Collected data entries –
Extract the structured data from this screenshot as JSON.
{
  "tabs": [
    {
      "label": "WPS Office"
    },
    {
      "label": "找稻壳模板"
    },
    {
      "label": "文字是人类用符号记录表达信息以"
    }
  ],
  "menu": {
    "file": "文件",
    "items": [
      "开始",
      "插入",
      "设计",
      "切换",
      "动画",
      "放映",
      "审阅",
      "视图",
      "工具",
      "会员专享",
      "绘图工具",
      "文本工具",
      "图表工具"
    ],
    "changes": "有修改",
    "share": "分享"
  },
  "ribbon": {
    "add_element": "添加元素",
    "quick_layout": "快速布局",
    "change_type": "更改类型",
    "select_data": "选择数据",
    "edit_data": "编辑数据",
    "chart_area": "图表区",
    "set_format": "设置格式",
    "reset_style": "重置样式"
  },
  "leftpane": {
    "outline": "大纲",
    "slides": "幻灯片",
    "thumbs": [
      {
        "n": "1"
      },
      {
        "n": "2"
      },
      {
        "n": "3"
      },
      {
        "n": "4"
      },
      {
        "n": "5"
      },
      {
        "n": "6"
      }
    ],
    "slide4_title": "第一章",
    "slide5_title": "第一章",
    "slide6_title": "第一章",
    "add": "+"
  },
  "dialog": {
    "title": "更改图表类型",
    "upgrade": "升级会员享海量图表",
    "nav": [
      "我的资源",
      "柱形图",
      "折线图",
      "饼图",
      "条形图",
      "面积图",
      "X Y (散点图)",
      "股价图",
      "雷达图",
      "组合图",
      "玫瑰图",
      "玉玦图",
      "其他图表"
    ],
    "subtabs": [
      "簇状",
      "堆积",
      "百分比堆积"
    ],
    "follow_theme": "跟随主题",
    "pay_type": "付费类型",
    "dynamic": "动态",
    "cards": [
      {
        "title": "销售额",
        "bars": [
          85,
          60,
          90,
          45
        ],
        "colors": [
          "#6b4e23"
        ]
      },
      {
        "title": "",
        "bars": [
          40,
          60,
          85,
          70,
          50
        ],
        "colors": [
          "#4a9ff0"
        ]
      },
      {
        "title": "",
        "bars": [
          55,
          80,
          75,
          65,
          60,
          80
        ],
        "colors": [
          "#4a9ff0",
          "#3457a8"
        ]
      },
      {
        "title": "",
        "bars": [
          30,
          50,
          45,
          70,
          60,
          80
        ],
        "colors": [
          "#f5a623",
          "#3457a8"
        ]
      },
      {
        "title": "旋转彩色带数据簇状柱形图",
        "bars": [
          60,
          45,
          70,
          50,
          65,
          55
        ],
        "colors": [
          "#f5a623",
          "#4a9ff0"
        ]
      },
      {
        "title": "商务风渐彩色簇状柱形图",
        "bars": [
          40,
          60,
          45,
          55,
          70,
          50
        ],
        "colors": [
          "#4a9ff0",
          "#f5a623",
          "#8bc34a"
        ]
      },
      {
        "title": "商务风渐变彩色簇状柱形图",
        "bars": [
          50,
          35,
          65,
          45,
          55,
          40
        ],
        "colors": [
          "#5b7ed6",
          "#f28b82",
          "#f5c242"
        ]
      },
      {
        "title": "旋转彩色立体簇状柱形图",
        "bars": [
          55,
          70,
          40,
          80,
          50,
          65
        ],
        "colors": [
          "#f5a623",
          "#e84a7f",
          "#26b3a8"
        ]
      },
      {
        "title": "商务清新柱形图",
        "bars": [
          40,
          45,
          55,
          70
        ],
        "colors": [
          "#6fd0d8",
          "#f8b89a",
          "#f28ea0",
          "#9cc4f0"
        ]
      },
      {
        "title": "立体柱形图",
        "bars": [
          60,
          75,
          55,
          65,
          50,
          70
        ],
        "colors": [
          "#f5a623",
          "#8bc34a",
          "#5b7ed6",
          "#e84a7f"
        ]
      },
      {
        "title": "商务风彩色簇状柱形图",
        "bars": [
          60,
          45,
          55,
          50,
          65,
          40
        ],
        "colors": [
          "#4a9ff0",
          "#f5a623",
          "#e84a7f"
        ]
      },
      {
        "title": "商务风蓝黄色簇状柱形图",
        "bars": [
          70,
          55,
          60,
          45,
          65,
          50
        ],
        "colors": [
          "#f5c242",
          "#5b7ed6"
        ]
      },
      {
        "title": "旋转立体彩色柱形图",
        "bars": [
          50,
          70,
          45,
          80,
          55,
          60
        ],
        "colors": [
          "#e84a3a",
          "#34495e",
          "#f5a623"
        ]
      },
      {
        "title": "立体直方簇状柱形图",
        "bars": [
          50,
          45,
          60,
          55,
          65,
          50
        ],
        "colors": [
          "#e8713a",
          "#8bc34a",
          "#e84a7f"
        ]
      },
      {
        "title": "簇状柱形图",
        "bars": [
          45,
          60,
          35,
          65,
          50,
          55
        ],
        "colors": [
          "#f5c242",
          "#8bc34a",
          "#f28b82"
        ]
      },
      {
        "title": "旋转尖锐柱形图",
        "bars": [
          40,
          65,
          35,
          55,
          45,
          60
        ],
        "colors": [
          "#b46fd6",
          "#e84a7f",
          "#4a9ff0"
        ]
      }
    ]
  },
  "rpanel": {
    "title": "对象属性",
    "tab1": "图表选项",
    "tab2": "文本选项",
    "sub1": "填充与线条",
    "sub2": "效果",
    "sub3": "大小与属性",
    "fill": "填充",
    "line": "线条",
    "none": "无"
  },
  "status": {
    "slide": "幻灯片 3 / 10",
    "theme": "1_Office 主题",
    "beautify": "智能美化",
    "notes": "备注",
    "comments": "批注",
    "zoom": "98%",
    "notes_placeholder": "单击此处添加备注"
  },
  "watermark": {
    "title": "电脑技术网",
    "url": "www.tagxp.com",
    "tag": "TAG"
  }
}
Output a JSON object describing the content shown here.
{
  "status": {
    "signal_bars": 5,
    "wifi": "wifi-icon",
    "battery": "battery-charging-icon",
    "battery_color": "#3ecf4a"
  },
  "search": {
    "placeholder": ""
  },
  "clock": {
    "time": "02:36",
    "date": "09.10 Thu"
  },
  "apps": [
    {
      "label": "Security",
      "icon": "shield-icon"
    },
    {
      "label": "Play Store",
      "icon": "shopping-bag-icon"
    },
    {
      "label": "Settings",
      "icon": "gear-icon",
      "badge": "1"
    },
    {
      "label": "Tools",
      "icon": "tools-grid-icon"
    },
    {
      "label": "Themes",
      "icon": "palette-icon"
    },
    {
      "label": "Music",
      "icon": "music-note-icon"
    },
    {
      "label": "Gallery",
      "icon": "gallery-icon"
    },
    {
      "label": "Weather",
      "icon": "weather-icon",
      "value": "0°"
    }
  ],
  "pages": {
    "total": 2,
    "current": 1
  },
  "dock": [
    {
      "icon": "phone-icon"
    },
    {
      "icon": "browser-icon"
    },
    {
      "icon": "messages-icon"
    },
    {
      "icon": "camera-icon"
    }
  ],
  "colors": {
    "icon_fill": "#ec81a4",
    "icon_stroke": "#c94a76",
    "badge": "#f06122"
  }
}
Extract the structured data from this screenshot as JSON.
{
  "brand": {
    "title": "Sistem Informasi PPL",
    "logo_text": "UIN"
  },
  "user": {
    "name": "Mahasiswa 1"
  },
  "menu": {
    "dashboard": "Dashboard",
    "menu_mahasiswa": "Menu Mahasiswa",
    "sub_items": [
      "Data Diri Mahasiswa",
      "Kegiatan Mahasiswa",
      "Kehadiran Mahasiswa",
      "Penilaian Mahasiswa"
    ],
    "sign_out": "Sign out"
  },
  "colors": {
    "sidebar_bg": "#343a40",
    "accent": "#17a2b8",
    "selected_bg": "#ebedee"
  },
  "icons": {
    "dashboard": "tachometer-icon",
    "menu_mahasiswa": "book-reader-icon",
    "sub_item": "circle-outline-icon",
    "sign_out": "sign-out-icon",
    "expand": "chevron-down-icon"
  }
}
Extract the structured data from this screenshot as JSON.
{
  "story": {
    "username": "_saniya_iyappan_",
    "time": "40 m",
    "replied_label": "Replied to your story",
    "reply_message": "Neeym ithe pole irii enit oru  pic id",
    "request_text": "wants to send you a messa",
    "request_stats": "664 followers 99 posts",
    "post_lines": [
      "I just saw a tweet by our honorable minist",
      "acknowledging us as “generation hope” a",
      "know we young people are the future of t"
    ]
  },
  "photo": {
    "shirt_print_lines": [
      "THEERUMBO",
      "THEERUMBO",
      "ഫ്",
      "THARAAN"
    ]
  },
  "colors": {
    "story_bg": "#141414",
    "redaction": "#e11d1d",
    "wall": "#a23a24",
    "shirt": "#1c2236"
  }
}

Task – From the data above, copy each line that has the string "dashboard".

Task response –
    "dashboard": "Dashboard",
    "dashboard": "tachometer-icon",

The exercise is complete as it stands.